BEGIN INPUT

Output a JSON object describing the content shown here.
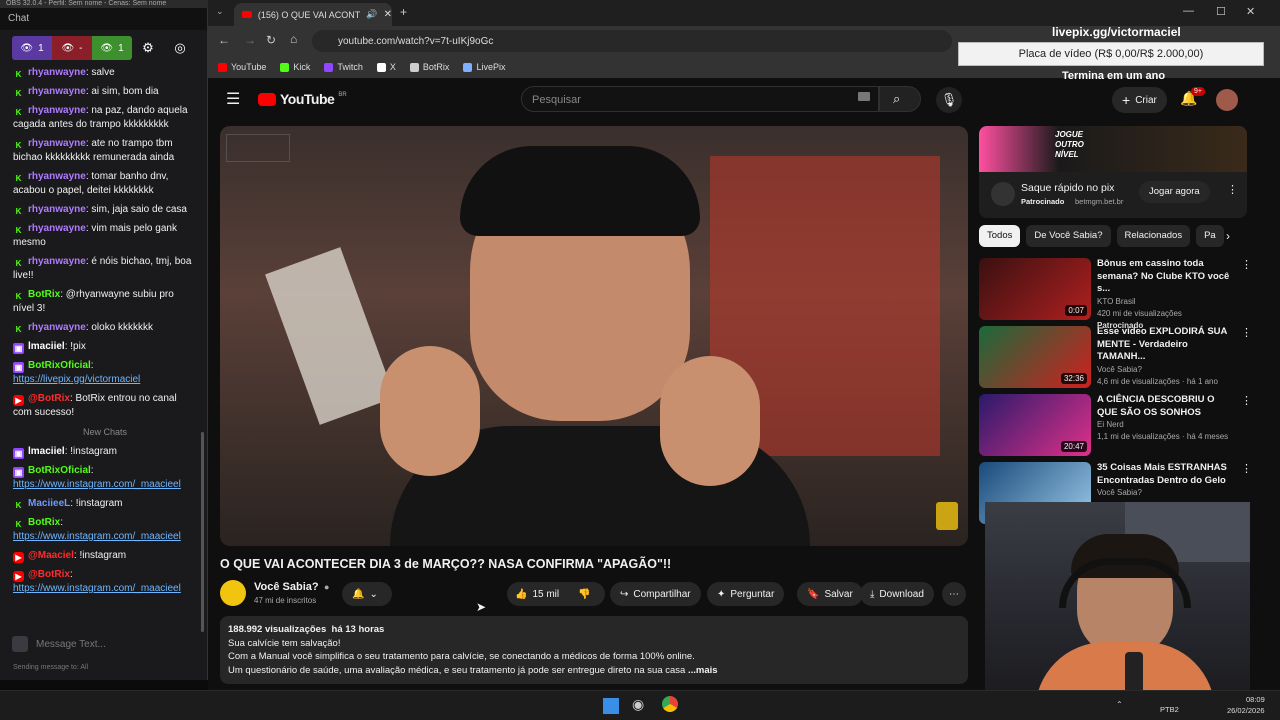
{
  "obs_title": "OBS 32.0.4 - Perfil: Sem nome - Cenas: Sem nome",
  "chat": {
    "header": "Chat",
    "tools": {
      "viewers1": "1",
      "viewers2": "-",
      "viewers3": "1"
    },
    "messages": [
      {
        "platform": "kick",
        "user": "rhyanwayne",
        "color": "#b07cff",
        "text": ": salve"
      },
      {
        "platform": "kick",
        "user": "rhyanwayne",
        "color": "#b07cff",
        "text": ": ai sim, bom dia"
      },
      {
        "platform": "kick",
        "user": "rhyanwayne",
        "color": "#b07cff",
        "text": ": na paz, dando aquela cagada antes do trampo kkkkkkkkk"
      },
      {
        "platform": "kick",
        "user": "rhyanwayne",
        "color": "#b07cff",
        "text": ": ate no trampo tbm bichao kkkkkkkkk remunerada ainda"
      },
      {
        "platform": "kick",
        "user": "rhyanwayne",
        "color": "#b07cff",
        "text": ": tomar banho dnv, acabou o papel, deitei kkkkkkkk"
      },
      {
        "platform": "kick",
        "user": "rhyanwayne",
        "color": "#b07cff",
        "text": ": sim, jaja saio de casa"
      },
      {
        "platform": "kick",
        "user": "rhyanwayne",
        "color": "#b07cff",
        "text": ": vim mais pelo gank mesmo"
      },
      {
        "platform": "kick",
        "user": "rhyanwayne",
        "color": "#b07cff",
        "text": ": é nóis bichao, tmj, boa live!!"
      },
      {
        "platform": "kick",
        "user": "BotRix",
        "color": "#53fc18",
        "text": ": @rhyanwayne subiu pro nível 3!"
      },
      {
        "platform": "kick",
        "user": "rhyanwayne",
        "color": "#b07cff",
        "text": ": oloko kkkkkkk"
      },
      {
        "platform": "twitch",
        "user": "lmaciiel",
        "color": "#ffffff",
        "text": ": !pix"
      },
      {
        "platform": "twitch",
        "user": "BotRixOficial",
        "color": "#53fc18",
        "text": ":",
        "link": "https://livepix.gg/victormaciel"
      },
      {
        "platform": "youtube",
        "user": "@BotRix",
        "color": "#ff2b2b",
        "text": ": BotRix entrou no canal com sucesso!"
      }
    ],
    "separator": "New Chats",
    "new_messages": [
      {
        "platform": "twitch",
        "user": "lmaciiel",
        "color": "#ffffff",
        "text": ": !instagram"
      },
      {
        "platform": "twitch",
        "user": "BotRixOficial",
        "color": "#53fc18",
        "text": ":",
        "link": "https://www.instagram.com/_maacieel"
      },
      {
        "platform": "kick",
        "user": "MaciieeL",
        "color": "#6d9bff",
        "text": ": !instagram"
      },
      {
        "platform": "kick",
        "user": "BotRix",
        "color": "#53fc18",
        "text": ":",
        "link": "https://www.instagram.com/_maacieel"
      },
      {
        "platform": "youtube",
        "user": "@Maaciel",
        "color": "#ff2b2b",
        "text": ": !instagram"
      },
      {
        "platform": "youtube",
        "user": "@BotRix",
        "color": "#ff2b2b",
        "text": ":",
        "link": "https://www.instagram.com/_maacieel"
      }
    ],
    "input_placeholder": "Message Text...",
    "sending_to": "Sending message to: All"
  },
  "browser": {
    "tab_title": "(156) O QUE VAI ACONTEC",
    "url": "youtube.com/watch?v=7t-uIKj9oGc",
    "bookmarks": [
      {
        "label": "YouTube",
        "color": "#ff0000"
      },
      {
        "label": "Kick",
        "color": "#53fc18"
      },
      {
        "label": "Twitch",
        "color": "#9146ff"
      },
      {
        "label": "X",
        "color": "#ffffff"
      },
      {
        "label": "BotRix",
        "color": "#cccccc"
      },
      {
        "label": "LivePix",
        "color": "#7fb0ff"
      }
    ]
  },
  "youtube": {
    "logo": "YouTube",
    "logo_region": "BR",
    "search_placeholder": "Pesquisar",
    "create_label": "Criar",
    "notif_count": "9+",
    "video_title": "O QUE VAI ACONTECER DIA 3 de MARÇO?? NASA CONFIRMA \"APAGÃO\"!!",
    "channel": "Você Sabia?",
    "subscribers": "47 mi de inscritos",
    "likes": "15 mil",
    "share": "Compartilhar",
    "ask": "Perguntar",
    "save": "Salvar",
    "download": "Download",
    "views": "188.992 visualizações",
    "age": "há 13 horas",
    "desc_line1": "Sua calvície tem salvação!",
    "desc_line2": "Com a Manual você simplifica o seu tratamento para calvície, se conectando a médicos de forma 100% online.",
    "desc_line3": "Um questionário de saúde, uma avaliação médica, e seu tratamento já pode ser entregue direto na sua casa",
    "more": "...mais",
    "ad": {
      "banner1": "JOGUE",
      "banner2": "OUTRO",
      "banner3": "NÍVEL",
      "title": "Saque rápido no pix",
      "sponsored": "Patrocinado",
      "domain": "betmgm.bet.br",
      "cta": "Jogar agora"
    },
    "chips": [
      "Todos",
      "De Você Sabia?",
      "Relacionados",
      "Pa"
    ],
    "recs": [
      {
        "title": "Bônus em cassino toda semana? No Clube KTO você s...",
        "channel": "KTO Brasil",
        "meta": "420 mi de visualizações",
        "extra": "Patrocinado",
        "duration": "0:07",
        "c1": "#3a1010",
        "c2": "#b02020"
      },
      {
        "title": "Esse vídeo EXPLODIRÁ SUA MENTE - Verdadeiro TAMANH...",
        "channel": "Você Sabia?",
        "meta": "4,6 mi de visualizações · há 1 ano",
        "extra": "",
        "duration": "32:36",
        "c1": "#1a6a3a",
        "c2": "#d02020"
      },
      {
        "title": "A CIÊNCIA DESCOBRIU O QUE SÃO OS SONHOS",
        "channel": "Ei Nerd",
        "meta": "1,1 mi de visualizações · há 4 meses",
        "extra": "",
        "duration": "20:47",
        "c1": "#2a1a6a",
        "c2": "#e0308a"
      },
      {
        "title": "35 Coisas Mais ESTRANHAS Encontradas Dentro do Gelo",
        "channel": "Você Sabia?",
        "meta": "",
        "extra": "",
        "duration": "",
        "c1": "#1a4a7a",
        "c2": "#9ac8e8"
      }
    ]
  },
  "overlay": {
    "pix_title": "livepix.gg/victormaciel",
    "goal": "Placa de vídeo (R$ 0,00/R$ 2.000,00)",
    "footer": "Termina em um ano"
  },
  "taskbar": {
    "lang": "PTB2",
    "time": "08:09",
    "date": "26/02/2026"
  }
}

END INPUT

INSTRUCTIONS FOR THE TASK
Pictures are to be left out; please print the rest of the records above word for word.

EXERCISE OUTPUT
Output a JSON object describing the content shown here.
{
  "obs_title": "OBS 32.0.4 - Perfil: Sem nome - Cenas: Sem nome",
  "chat": {
    "header": "Chat",
    "tools": {
      "viewers1": "1",
      "viewers2": "-",
      "viewers3": "1"
    },
    "messages": [
      {
        "platform": "kick",
        "user": "rhyanwayne",
        "color": "#b07cff",
        "text": ": salve"
      },
      {
        "platform": "kick",
        "user": "rhyanwayne",
        "color": "#b07cff",
        "text": ": ai sim, bom dia"
      },
      {
        "platform": "kick",
        "user": "rhyanwayne",
        "color": "#b07cff",
        "text": ": na paz, dando aquela cagada antes do trampo kkkkkkkkk"
      },
      {
        "platform": "kick",
        "user": "rhyanwayne",
        "color": "#b07cff",
        "text": ": ate no trampo tbm bichao kkkkkkkkk remunerada ainda"
      },
      {
        "platform": "kick",
        "user": "rhyanwayne",
        "color": "#b07cff",
        "text": ": tomar banho dnv, acabou o papel, deitei kkkkkkkk"
      },
      {
        "platform": "kick",
        "user": "rhyanwayne",
        "color": "#b07cff",
        "text": ": sim, jaja saio de casa"
      },
      {
        "platform": "kick",
        "user": "rhyanwayne",
        "color": "#b07cff",
        "text": ": vim mais pelo gank mesmo"
      },
      {
        "platform": "kick",
        "user": "rhyanwayne",
        "color": "#b07cff",
        "text": ": é nóis bichao, tmj, boa live!!"
      },
      {
        "platform": "kick",
        "user": "BotRix",
        "color": "#53fc18",
        "text": ": @rhyanwayne subiu pro nível 3!"
      },
      {
        "platform": "kick",
        "user": "rhyanwayne",
        "color": "#b07cff",
        "text": ": oloko kkkkkkk"
      },
      {
        "platform": "twitch",
        "user": "lmaciiel",
        "color": "#ffffff",
        "text": ": !pix"
      },
      {
        "platform": "twitch",
        "user": "BotRixOficial",
        "color": "#53fc18",
        "text": ":",
        "link": "https://livepix.gg/victormaciel"
      },
      {
        "platform": "youtube",
        "user": "@BotRix",
        "color": "#ff2b2b",
        "text": ": BotRix entrou no canal com sucesso!"
      }
    ],
    "separator": "New Chats",
    "new_messages": [
      {
        "platform": "twitch",
        "user": "lmaciiel",
        "color": "#ffffff",
        "text": ": !instagram"
      },
      {
        "platform": "twitch",
        "user": "BotRixOficial",
        "color": "#53fc18",
        "text": ":",
        "link": "https://www.instagram.com/_maacieel"
      },
      {
        "platform": "kick",
        "user": "MaciieeL",
        "color": "#6d9bff",
        "text": ": !instagram"
      },
      {
        "platform": "kick",
        "user": "BotRix",
        "color": "#53fc18",
        "text": ":",
        "link": "https://www.instagram.com/_maacieel"
      },
      {
        "platform": "youtube",
        "user": "@Maaciel",
        "color": "#ff2b2b",
        "text": ": !instagram"
      },
      {
        "platform": "youtube",
        "user": "@BotRix",
        "color": "#ff2b2b",
        "text": ":",
        "link": "https://www.instagram.com/_maacieel"
      }
    ],
    "input_placeholder": "Message Text...",
    "sending_to": "Sending message to: All"
  },
  "browser": {
    "tab_title": "(156) O QUE VAI ACONTEC",
    "url": "youtube.com/watch?v=7t-uIKj9oGc",
    "bookmarks": [
      {
        "label": "YouTube",
        "color": "#ff0000"
      },
      {
        "label": "Kick",
        "color": "#53fc18"
      },
      {
        "label": "Twitch",
        "color": "#9146ff"
      },
      {
        "label": "X",
        "color": "#ffffff"
      },
      {
        "label": "BotRix",
        "color": "#cccccc"
      },
      {
        "label": "LivePix",
        "color": "#7fb0ff"
      }
    ]
  },
  "youtube": {
    "logo": "YouTube",
    "logo_region": "BR",
    "search_placeholder": "Pesquisar",
    "create_label": "Criar",
    "notif_count": "9+",
    "video_title": "O QUE VAI ACONTECER DIA 3 de MARÇO?? NASA CONFIRMA \"APAGÃO\"!!",
    "channel": "Você Sabia?",
    "subscribers": "47 mi de inscritos",
    "likes": "15 mil",
    "share": "Compartilhar",
    "ask": "Perguntar",
    "save": "Salvar",
    "download": "Download",
    "views": "188.992 visualizações",
    "age": "há 13 horas",
    "desc_line1": "Sua calvície tem salvação!",
    "desc_line2": "Com a Manual você simplifica o seu tratamento para calvície, se conectando a médicos de forma 100% online.",
    "desc_line3": "Um questionário de saúde, uma avaliação médica, e seu tratamento já pode ser entregue direto na sua casa",
    "more": "...mais",
    "ad": {
      "banner1": "JOGUE",
      "banner2": "OUTRO",
      "banner3": "NÍVEL",
      "title": "Saque rápido no pix",
      "sponsored": "Patrocinado",
      "domain": "betmgm.bet.br",
      "cta": "Jogar agora"
    },
    "chips": [
      "Todos",
      "De Você Sabia?",
      "Relacionados",
      "Pa"
    ],
    "recs": [
      {
        "title": "Bônus em cassino toda semana? No Clube KTO você s...",
        "channel": "KTO Brasil",
        "meta": "420 mi de visualizações",
        "extra": "Patrocinado",
        "duration": "0:07",
        "c1": "#3a1010",
        "c2": "#b02020"
      },
      {
        "title": "Esse vídeo EXPLODIRÁ SUA MENTE - Verdadeiro TAMANH...",
        "channel": "Você Sabia?",
        "meta": "4,6 mi de visualizações · há 1 ano",
        "extra": "",
        "duration": "32:36",
        "c1": "#1a6a3a",
        "c2": "#d02020"
      },
      {
        "title": "A CIÊNCIA DESCOBRIU O QUE SÃO OS SONHOS",
        "channel": "Ei Nerd",
        "meta": "1,1 mi de visualizações · há 4 meses",
        "extra": "",
        "duration": "20:47",
        "c1": "#2a1a6a",
        "c2": "#e0308a"
      },
      {
        "title": "35 Coisas Mais ESTRANHAS Encontradas Dentro do Gelo",
        "channel": "Você Sabia?",
        "meta": "",
        "extra": "",
        "duration": "",
        "c1": "#1a4a7a",
        "c2": "#9ac8e8"
      }
    ]
  },
  "overlay": {
    "pix_title": "livepix.gg/victormaciel",
    "goal": "Placa de vídeo (R$ 0,00/R$ 2.000,00)",
    "footer": "Termina em um ano"
  },
  "taskbar": {
    "lang": "PTB2",
    "time": "08:09",
    "date": "26/02/2026"
  }
}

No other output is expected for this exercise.